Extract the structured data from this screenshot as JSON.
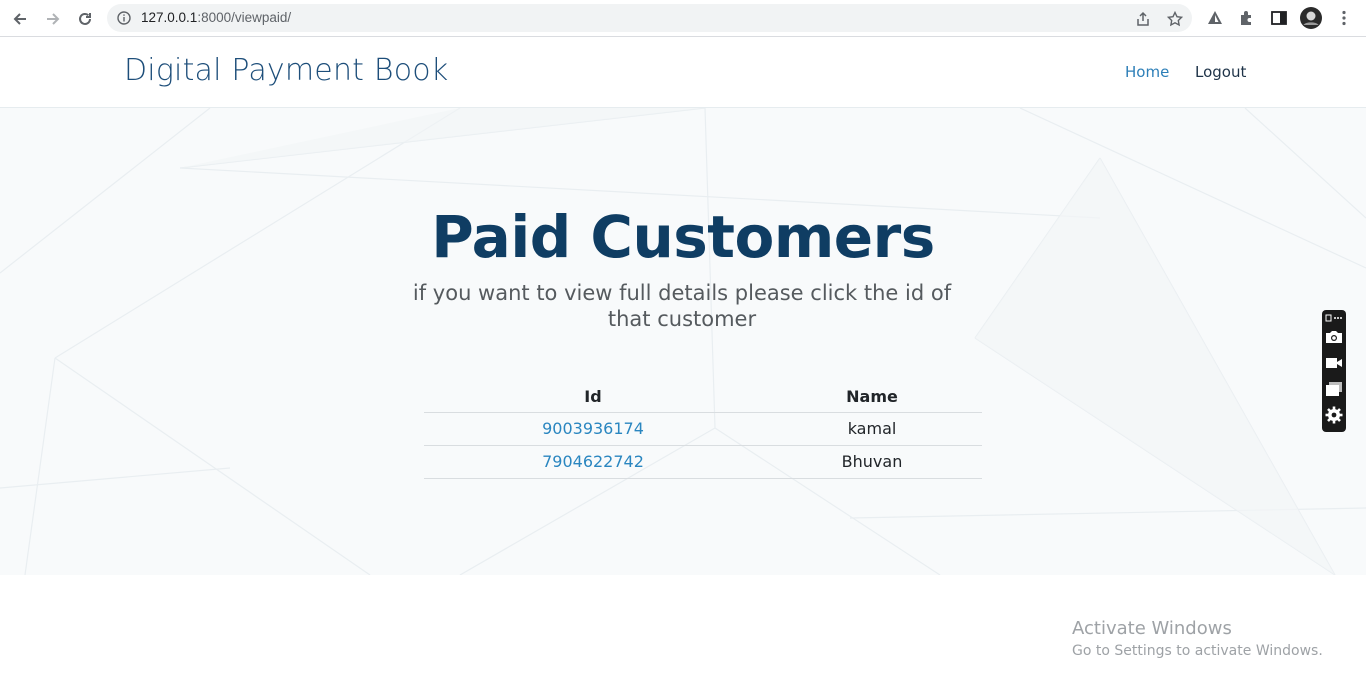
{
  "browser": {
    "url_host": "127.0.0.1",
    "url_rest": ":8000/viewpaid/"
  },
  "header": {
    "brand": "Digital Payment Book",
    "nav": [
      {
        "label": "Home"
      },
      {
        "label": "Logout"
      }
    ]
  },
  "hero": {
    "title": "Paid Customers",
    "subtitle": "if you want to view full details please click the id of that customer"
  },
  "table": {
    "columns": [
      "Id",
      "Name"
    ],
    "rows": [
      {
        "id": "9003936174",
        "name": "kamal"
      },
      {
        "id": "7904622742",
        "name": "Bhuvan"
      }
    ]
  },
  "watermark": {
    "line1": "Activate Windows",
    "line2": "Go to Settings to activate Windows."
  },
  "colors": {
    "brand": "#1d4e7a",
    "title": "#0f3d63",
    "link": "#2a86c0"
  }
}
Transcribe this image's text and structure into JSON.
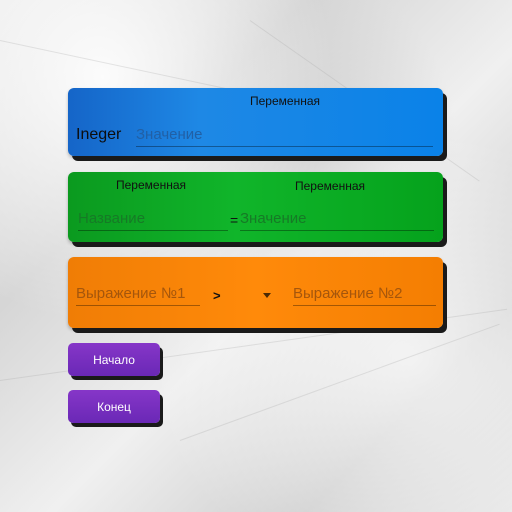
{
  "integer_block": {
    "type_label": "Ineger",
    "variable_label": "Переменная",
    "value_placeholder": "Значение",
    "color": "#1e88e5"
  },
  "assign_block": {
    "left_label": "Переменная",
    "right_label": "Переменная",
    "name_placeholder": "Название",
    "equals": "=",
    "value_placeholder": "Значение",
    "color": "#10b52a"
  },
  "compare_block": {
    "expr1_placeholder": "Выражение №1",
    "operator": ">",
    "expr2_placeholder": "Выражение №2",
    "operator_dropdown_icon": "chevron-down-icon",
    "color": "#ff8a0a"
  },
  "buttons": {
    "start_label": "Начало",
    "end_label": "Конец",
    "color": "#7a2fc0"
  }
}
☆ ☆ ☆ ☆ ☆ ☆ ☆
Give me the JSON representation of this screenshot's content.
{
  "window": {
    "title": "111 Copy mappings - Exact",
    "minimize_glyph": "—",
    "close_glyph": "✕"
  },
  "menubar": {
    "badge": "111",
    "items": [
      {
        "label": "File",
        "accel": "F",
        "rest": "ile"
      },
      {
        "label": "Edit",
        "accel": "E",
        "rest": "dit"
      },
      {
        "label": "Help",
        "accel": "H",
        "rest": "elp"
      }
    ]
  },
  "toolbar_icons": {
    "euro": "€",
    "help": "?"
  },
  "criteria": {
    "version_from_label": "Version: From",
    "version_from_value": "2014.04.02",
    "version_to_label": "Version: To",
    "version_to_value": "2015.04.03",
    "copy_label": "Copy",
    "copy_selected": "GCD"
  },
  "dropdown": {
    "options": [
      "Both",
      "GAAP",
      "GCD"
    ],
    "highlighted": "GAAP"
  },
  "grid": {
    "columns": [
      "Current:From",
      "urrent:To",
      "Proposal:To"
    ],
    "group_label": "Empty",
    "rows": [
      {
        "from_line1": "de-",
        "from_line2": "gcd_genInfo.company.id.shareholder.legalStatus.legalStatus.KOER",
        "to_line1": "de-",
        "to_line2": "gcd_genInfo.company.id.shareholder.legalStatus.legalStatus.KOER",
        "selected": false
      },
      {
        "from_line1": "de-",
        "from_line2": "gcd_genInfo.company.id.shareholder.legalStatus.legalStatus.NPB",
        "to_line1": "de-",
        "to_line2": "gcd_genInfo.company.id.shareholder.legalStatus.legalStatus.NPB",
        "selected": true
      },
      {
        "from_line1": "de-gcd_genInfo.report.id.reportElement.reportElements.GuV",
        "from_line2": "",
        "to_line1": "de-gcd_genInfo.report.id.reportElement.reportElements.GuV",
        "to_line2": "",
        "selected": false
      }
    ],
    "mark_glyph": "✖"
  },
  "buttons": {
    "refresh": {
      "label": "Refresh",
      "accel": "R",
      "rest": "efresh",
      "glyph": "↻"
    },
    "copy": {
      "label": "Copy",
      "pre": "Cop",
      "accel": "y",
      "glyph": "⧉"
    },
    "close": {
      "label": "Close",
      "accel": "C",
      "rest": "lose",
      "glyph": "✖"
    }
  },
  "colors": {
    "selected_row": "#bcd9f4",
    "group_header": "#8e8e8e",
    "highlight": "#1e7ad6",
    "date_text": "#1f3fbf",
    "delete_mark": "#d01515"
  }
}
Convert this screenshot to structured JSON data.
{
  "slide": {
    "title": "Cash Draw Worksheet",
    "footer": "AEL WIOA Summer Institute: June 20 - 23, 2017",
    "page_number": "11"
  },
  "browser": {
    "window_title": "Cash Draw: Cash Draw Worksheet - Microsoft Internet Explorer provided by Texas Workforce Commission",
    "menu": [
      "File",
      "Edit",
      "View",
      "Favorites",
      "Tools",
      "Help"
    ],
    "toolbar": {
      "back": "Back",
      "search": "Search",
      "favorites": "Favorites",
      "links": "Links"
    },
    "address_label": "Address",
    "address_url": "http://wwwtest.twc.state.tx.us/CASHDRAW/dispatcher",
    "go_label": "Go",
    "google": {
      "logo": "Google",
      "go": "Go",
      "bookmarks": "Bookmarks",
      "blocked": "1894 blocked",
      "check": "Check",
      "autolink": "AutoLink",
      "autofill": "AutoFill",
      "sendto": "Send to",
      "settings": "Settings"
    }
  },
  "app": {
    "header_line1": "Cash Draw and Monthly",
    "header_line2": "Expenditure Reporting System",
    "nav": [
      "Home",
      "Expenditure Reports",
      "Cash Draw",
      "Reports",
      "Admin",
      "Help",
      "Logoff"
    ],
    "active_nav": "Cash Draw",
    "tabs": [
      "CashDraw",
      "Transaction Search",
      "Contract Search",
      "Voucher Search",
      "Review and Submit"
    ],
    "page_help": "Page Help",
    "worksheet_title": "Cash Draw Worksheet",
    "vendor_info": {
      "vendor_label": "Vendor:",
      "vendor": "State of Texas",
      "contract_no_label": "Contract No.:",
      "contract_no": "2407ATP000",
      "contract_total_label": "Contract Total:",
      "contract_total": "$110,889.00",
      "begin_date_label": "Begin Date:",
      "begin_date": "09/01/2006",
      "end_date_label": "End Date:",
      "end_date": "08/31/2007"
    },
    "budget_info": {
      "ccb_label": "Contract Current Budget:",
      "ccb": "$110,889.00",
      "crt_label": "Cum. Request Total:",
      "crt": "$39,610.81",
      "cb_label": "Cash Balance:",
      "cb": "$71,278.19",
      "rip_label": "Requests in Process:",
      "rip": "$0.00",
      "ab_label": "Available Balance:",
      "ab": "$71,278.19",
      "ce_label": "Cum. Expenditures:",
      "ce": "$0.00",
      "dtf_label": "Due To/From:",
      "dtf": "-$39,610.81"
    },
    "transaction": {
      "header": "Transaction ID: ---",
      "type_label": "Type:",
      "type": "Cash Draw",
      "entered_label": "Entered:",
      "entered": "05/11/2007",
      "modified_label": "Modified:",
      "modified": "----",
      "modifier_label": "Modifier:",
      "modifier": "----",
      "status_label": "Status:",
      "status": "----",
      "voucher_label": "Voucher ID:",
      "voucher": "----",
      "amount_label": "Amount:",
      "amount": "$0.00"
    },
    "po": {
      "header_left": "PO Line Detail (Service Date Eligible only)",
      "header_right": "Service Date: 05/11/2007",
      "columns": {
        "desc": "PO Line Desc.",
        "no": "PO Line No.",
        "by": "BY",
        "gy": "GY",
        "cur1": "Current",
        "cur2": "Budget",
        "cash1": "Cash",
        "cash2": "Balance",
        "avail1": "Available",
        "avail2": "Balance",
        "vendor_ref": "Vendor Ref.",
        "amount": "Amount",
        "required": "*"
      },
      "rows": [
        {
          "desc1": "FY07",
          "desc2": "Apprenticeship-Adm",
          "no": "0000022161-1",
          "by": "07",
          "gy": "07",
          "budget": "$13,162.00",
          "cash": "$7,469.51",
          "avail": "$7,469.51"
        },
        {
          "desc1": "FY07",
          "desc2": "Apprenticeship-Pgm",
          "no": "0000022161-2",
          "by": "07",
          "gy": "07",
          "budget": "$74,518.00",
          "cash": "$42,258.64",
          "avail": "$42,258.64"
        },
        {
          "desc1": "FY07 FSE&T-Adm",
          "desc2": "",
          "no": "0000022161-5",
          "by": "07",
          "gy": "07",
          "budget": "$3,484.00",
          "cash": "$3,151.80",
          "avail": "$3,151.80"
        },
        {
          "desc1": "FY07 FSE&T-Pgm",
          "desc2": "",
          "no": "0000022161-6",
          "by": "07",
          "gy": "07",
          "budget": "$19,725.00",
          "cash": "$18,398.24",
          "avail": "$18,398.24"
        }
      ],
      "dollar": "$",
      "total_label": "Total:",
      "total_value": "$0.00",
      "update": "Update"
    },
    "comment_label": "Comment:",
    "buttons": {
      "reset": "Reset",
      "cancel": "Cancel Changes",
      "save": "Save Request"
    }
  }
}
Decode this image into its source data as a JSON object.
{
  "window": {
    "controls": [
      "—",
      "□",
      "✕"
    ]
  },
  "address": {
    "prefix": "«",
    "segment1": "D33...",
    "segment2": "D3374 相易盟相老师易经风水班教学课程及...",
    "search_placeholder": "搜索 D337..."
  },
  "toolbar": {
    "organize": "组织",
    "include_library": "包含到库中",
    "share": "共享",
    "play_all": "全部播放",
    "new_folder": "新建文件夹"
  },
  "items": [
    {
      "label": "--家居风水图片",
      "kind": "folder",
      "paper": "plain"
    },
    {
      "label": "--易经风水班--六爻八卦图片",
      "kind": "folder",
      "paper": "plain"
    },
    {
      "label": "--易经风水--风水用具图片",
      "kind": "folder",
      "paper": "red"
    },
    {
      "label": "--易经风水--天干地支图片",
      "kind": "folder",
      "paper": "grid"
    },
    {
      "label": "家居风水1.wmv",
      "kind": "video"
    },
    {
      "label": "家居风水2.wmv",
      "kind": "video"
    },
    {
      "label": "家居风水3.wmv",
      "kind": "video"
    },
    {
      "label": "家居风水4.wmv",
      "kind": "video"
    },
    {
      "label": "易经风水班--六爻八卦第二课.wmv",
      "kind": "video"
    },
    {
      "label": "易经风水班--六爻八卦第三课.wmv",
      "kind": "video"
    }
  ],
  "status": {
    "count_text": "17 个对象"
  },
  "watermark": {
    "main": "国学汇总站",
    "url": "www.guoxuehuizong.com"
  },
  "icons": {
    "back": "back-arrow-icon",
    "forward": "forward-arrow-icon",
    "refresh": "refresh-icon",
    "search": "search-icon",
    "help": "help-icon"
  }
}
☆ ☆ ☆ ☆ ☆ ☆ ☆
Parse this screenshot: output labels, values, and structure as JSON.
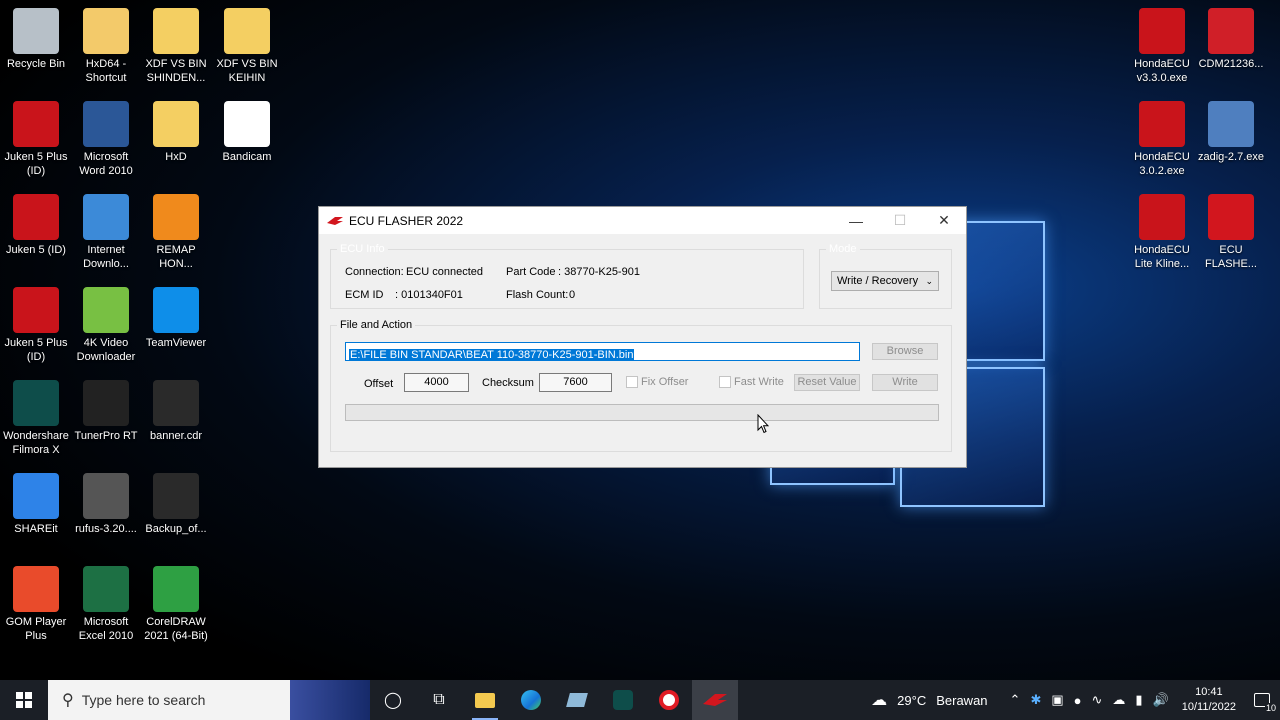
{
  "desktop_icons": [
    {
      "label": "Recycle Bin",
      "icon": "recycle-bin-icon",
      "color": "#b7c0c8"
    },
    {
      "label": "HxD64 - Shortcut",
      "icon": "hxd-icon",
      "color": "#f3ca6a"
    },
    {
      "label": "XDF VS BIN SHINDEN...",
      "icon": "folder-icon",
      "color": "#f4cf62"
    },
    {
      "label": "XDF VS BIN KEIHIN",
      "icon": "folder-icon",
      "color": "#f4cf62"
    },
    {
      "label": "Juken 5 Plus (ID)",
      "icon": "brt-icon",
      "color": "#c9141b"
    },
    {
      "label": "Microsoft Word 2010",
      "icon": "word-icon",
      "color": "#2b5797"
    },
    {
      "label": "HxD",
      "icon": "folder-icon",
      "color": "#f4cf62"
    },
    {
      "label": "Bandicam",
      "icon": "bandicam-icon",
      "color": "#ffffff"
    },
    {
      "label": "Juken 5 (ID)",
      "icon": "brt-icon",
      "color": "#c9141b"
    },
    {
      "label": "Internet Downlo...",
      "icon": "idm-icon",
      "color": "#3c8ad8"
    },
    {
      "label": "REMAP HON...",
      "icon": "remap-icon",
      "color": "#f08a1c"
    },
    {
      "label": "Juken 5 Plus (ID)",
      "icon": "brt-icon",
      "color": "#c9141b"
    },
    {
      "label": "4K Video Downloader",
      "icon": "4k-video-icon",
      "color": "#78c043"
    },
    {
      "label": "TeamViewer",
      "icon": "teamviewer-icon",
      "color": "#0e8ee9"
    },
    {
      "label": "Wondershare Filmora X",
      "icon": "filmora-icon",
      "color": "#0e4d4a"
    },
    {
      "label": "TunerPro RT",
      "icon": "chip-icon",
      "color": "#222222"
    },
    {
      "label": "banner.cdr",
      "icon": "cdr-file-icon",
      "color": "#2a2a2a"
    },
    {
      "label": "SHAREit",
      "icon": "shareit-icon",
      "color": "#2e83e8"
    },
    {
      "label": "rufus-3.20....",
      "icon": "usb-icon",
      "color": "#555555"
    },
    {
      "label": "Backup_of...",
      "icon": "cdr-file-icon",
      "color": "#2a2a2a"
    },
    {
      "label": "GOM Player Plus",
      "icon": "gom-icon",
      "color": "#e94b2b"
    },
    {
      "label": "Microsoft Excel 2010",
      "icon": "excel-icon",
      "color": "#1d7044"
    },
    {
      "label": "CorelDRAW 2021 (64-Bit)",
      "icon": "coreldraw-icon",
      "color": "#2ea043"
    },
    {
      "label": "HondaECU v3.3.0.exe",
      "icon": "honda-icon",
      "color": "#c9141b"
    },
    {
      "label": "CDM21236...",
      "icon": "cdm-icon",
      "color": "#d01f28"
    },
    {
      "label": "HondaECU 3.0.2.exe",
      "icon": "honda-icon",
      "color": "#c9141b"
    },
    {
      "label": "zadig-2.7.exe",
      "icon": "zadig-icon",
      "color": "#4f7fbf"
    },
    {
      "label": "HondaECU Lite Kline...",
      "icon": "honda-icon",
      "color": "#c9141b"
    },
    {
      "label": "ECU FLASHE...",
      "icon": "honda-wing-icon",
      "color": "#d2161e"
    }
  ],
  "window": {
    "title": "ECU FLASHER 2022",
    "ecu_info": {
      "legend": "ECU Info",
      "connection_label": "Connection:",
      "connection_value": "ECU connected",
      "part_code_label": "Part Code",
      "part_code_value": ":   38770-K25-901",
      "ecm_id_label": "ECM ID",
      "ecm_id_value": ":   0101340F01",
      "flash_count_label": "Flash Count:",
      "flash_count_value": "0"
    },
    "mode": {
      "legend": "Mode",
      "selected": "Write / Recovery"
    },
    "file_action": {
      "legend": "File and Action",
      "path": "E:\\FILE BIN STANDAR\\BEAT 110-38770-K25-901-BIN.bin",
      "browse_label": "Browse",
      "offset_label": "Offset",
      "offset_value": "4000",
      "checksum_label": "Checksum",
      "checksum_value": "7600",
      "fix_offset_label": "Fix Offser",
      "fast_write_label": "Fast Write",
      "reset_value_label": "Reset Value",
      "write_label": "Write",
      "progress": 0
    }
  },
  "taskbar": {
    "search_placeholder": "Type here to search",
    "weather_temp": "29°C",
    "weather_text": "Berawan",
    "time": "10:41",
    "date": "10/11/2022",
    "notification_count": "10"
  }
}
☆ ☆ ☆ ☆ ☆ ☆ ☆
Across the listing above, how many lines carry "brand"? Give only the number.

_RESULT OF THIS EXERCISE_
2